His presence permeates every aspect of John Kani’s play, Kunene and the King, currently on at the Fugard Theatre in Cape Town. He is implied in the dramatic tension; he is discussed in the dialogue. He is even physically present, as a bust sometimes adorned by a Kaizer Chiefs scarf overlooking the tense action from various vantage points on stage.
But he is most alive in the precise and intentional diction throughout Kunene and the King, illustrating and undercutting the inherent tension in the relationship between Sir Anthony Sher’s Jack Morris, an aged but famous actor, and his new caretaker Lunga Kunene (Kani), assigned to look after him following his being diagnosed with terminal liver cancer.
As playwright, John Kani uses the lens of Shakespeare’s King Lear to examine the relationship that develops between Morris and Kunene. As Kani remarks in his author’s note, the interplay between the two “examines the very foundation upon which our democracy is built.” The two go back and forth on a range of issues affecting democratic South Africa, comparing viewpoints on culpability, causes and respect, often resulting in explosive confrontation. These bouts, however, would be in danger of falling into rote, retreaded exchanges without the exceptional talent and skill of the two actors. Their command of nuance, movement, and especially Shakespeare illuminate starkly the metaphors for modern South Africa that appear in King Lear. The rapport between the two is clear from the moment they first share the stage, making the relationship that develops believable despite their constant disagreements and needling of each other. The range of feeling and emotion that envelops the audience throughout the play is truly remarkable, and a reminder that it is a privilege to be able to watch these two distinguished, decorated, and venerated actors on stage at all, never mind performing together.
Janice Honeyman’s direction keeps the elderly characters moving about the stage in effective ways, shuffling them from chair to floor, and finding new hiding spots for Jack’s precious gin, to amusing effect. In a two-hander such as this, one often sees the characters squaring up for a majority of the action. Impressively, Honeyman avoids that scenario for large swaths of the play, using it to underscore dramatic showdowns. Her experience and class shine through in a wonderful sequence in which Morris performs as Lear, a totally showstopping moment.
In fact, every aspect of the production was simply fantastic to behold, from the beautiful Fugard Theatre itself (a new TheatreZA favourite), to Lungiswa Plaatjies soulful and sonorous musical interludes. Birrie le Roux’s intricate and creative production design meant that every corner of the extensive set was used to maximum effect, revealing bits and pieces for the actors to turn to in every corner. Mannie Manim lends his usual assured brilliance to the lighting, memorably ending the play with a stunning tableau that is almost Biblical in its relief effect.
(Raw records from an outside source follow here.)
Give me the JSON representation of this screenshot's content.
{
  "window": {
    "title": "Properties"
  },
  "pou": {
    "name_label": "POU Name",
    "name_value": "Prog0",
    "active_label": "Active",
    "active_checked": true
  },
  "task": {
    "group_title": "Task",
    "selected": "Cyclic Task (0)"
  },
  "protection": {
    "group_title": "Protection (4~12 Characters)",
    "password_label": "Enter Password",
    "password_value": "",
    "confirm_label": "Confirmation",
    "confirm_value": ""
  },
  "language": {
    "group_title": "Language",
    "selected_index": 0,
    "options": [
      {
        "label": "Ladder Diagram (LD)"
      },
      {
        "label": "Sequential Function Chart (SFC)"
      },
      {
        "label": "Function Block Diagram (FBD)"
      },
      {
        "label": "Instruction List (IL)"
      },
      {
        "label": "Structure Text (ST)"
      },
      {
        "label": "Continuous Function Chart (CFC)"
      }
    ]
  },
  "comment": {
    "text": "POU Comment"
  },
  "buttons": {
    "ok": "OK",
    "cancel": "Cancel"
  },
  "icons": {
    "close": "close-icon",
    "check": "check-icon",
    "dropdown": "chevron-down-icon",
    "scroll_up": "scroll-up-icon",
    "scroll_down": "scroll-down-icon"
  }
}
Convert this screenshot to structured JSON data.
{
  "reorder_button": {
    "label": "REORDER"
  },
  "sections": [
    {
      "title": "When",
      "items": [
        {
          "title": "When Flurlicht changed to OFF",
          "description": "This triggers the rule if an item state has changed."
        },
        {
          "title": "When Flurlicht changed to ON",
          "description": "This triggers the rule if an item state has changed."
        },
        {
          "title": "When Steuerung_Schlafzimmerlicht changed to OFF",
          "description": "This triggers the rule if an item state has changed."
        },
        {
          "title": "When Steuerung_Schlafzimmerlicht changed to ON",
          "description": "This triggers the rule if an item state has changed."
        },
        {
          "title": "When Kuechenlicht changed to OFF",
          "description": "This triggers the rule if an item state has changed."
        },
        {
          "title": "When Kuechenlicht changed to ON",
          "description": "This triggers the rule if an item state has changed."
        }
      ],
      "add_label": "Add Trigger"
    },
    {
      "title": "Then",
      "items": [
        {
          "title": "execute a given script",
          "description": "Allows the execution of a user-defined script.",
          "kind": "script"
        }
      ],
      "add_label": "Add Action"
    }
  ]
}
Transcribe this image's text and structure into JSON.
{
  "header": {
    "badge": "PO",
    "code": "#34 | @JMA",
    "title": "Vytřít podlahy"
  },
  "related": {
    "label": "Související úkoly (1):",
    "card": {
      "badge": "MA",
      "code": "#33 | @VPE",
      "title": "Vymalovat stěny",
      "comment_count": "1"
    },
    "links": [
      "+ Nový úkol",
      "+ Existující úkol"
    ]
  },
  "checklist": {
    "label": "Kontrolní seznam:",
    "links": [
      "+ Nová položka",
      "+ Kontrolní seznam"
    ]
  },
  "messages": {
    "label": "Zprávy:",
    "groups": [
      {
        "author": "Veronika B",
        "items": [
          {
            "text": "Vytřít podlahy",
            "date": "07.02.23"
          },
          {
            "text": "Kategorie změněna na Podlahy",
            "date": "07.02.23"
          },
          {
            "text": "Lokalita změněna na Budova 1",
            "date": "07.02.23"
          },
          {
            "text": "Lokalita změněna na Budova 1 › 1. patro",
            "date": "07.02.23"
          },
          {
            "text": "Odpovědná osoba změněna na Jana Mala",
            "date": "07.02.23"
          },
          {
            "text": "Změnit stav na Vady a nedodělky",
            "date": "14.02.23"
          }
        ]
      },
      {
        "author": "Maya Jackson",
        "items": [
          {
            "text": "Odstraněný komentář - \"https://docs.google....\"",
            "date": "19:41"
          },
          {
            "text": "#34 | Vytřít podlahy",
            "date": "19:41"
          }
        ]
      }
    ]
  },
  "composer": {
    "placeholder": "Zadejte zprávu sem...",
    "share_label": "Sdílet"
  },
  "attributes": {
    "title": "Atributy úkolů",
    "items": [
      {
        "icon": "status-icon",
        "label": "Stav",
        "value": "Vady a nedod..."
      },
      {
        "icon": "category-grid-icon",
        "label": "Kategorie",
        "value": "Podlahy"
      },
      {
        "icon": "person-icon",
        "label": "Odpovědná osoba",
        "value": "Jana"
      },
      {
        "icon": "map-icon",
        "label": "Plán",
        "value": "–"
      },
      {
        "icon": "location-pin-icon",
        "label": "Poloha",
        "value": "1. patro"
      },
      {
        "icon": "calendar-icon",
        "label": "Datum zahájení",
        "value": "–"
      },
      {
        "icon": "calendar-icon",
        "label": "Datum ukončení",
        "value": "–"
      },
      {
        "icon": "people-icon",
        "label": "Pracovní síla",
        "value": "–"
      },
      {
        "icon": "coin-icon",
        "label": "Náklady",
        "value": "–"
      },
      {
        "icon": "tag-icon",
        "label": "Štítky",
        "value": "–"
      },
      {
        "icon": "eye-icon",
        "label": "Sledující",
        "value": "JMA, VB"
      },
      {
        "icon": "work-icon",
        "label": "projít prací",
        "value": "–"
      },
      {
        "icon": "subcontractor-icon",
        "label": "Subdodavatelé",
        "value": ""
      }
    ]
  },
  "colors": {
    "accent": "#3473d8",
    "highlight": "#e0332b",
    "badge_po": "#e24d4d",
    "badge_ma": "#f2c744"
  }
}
Kunene and the King represents so effectively the absolute rule of the past’s refusal to relinquish its hold on the present. The Royal Shakespeare Company and the Fugard Theatre are to be commended on giving South African audiences the opportunity to see this important and necessary show, the impact of which will be seen and felt for many years to come.
Jo’burg, we sincerely hope you get the opportunity to see this incredibly pertinent piece of theatre. If you don’t, book your flights to Cape Town now – it closes on Saturday, 25 May.